Dataset rows describing interfaces

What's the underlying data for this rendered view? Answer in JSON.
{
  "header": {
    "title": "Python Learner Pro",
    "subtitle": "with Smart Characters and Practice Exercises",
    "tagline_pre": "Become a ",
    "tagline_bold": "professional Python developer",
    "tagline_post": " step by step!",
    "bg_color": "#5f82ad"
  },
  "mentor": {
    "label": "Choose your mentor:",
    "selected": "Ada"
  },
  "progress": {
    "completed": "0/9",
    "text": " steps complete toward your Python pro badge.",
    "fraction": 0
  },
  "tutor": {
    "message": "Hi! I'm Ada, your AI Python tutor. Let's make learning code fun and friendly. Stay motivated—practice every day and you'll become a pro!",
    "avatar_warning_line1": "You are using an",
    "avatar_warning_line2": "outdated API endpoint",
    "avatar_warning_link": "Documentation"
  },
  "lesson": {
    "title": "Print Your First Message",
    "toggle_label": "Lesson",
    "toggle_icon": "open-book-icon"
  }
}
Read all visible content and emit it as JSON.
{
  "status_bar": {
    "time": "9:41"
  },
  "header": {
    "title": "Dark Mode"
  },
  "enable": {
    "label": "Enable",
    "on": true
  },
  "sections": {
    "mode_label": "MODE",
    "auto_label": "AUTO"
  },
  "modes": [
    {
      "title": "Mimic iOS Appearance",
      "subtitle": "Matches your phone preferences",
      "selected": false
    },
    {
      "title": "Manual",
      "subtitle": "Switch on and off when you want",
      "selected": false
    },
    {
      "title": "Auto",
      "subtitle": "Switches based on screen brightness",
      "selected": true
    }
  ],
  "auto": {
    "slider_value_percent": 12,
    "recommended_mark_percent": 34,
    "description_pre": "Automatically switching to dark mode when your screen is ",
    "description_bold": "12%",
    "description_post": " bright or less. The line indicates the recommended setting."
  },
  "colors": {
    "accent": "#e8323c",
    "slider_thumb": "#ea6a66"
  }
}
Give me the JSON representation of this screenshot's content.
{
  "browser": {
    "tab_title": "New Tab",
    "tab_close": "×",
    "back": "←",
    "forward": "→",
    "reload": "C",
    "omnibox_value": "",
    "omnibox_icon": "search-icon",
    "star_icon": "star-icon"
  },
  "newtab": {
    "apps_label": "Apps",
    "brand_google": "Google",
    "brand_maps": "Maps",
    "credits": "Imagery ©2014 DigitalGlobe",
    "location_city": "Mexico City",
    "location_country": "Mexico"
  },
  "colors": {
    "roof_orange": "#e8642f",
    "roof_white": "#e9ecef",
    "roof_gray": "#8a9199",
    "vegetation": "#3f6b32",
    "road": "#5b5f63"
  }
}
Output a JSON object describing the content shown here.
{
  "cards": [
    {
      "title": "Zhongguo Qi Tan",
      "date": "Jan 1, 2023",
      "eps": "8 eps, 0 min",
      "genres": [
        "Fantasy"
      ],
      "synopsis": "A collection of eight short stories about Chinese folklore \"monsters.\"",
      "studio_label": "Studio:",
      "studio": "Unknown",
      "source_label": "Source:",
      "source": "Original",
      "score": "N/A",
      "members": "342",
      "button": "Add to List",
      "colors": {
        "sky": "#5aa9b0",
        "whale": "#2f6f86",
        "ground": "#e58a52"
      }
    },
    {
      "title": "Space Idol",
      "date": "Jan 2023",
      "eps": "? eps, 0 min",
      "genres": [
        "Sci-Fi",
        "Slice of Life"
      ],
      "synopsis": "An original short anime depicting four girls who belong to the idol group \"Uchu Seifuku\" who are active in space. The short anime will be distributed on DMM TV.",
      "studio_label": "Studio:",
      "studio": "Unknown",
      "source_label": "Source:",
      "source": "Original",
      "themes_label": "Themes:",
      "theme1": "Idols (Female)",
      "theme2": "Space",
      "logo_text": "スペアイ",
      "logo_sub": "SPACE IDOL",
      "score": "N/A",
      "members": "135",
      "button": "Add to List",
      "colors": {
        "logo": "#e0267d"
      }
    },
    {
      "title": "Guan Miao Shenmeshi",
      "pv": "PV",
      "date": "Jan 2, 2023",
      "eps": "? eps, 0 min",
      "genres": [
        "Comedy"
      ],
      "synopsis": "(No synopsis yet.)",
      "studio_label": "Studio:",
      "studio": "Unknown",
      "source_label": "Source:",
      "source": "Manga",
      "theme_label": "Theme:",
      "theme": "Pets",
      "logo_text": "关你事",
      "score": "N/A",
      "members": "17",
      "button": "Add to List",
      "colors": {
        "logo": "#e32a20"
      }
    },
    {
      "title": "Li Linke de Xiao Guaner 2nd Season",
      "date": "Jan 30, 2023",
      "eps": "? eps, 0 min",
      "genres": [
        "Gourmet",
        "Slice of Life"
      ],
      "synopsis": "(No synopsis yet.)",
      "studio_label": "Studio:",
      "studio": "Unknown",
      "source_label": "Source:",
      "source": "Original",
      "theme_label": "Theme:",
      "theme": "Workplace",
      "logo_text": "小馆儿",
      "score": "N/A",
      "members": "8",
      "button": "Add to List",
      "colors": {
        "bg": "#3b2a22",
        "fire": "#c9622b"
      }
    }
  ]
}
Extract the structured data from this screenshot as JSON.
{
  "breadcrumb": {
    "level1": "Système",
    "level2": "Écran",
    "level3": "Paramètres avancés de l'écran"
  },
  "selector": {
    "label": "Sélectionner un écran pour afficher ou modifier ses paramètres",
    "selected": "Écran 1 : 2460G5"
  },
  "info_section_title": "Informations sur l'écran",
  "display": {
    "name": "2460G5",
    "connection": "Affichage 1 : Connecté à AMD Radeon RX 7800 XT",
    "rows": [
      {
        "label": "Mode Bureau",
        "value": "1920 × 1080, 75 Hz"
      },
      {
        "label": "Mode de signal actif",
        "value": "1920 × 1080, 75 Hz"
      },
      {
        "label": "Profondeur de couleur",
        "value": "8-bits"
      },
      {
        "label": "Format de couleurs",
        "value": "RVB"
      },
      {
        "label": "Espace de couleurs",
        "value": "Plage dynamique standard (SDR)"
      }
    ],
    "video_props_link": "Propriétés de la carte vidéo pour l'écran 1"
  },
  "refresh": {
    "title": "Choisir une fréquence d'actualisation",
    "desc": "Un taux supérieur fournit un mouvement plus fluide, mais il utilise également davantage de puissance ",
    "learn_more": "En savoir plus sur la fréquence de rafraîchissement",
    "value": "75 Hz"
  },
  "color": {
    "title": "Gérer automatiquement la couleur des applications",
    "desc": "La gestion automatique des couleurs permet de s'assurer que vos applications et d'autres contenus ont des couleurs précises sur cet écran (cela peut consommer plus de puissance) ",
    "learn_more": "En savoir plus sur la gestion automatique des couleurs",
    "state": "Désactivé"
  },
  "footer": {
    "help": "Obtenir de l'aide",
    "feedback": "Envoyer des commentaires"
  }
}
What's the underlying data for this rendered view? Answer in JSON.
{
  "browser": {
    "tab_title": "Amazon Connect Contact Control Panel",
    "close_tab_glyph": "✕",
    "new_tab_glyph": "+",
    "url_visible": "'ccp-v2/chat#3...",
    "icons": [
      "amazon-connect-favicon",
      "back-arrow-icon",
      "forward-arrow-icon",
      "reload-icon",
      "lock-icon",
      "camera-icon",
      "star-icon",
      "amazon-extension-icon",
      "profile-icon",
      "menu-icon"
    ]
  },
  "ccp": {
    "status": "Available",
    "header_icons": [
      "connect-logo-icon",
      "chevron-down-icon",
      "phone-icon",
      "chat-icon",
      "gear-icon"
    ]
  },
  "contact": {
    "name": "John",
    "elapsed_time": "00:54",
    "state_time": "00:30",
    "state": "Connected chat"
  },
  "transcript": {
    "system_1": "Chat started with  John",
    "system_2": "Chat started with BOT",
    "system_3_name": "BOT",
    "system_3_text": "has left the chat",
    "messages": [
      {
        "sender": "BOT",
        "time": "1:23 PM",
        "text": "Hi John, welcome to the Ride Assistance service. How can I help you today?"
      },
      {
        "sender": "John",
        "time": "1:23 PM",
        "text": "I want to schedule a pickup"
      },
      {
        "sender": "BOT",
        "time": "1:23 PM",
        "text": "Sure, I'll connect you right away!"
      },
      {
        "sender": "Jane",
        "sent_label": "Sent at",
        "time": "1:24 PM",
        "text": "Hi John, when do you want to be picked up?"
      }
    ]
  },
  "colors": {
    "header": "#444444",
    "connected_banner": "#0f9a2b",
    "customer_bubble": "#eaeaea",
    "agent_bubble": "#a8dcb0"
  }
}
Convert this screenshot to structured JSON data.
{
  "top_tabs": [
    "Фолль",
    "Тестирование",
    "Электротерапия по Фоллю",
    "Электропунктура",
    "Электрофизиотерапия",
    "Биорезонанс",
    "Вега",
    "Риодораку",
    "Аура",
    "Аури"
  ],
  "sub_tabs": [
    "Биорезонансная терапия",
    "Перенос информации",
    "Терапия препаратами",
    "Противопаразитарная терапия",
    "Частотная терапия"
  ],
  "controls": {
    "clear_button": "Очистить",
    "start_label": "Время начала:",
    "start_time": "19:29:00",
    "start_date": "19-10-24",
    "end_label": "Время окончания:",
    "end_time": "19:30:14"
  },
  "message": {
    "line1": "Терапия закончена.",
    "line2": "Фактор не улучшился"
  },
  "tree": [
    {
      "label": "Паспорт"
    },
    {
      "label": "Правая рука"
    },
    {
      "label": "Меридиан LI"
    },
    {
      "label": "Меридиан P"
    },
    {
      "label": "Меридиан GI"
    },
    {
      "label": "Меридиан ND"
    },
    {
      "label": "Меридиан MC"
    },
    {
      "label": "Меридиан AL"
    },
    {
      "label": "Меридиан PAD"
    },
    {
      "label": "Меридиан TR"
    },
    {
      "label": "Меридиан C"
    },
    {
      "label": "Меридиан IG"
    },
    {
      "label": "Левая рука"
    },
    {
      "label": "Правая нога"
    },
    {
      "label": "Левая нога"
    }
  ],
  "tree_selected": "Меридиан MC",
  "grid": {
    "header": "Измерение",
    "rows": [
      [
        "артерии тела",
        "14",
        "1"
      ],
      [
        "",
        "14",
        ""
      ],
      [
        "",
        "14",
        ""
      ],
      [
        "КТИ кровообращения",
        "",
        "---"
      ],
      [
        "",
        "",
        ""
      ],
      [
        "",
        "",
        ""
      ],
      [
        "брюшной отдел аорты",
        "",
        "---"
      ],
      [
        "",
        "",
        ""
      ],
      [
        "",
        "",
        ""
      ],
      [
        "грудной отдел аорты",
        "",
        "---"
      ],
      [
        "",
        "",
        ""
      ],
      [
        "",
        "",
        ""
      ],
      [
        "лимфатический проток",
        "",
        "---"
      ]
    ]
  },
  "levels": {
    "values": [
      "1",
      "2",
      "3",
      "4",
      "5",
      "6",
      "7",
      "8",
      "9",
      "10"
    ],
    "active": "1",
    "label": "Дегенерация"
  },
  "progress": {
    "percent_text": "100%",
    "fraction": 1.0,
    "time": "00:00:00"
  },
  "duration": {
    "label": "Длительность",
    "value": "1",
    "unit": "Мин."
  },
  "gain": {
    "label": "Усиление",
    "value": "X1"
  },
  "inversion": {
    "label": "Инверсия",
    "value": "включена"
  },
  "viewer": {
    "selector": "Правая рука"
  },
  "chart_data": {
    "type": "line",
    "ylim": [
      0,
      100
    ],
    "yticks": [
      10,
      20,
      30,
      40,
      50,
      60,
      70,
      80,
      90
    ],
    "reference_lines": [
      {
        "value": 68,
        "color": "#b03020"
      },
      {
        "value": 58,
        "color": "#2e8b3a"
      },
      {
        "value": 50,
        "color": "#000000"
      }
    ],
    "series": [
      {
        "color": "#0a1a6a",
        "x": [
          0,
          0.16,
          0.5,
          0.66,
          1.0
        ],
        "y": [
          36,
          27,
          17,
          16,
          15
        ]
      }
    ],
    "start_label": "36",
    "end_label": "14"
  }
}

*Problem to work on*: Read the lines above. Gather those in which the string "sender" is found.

*Solution*:
        "sender": "BOT",
        "sender": "John",
        "sender": "BOT",
        "sender": "Jane",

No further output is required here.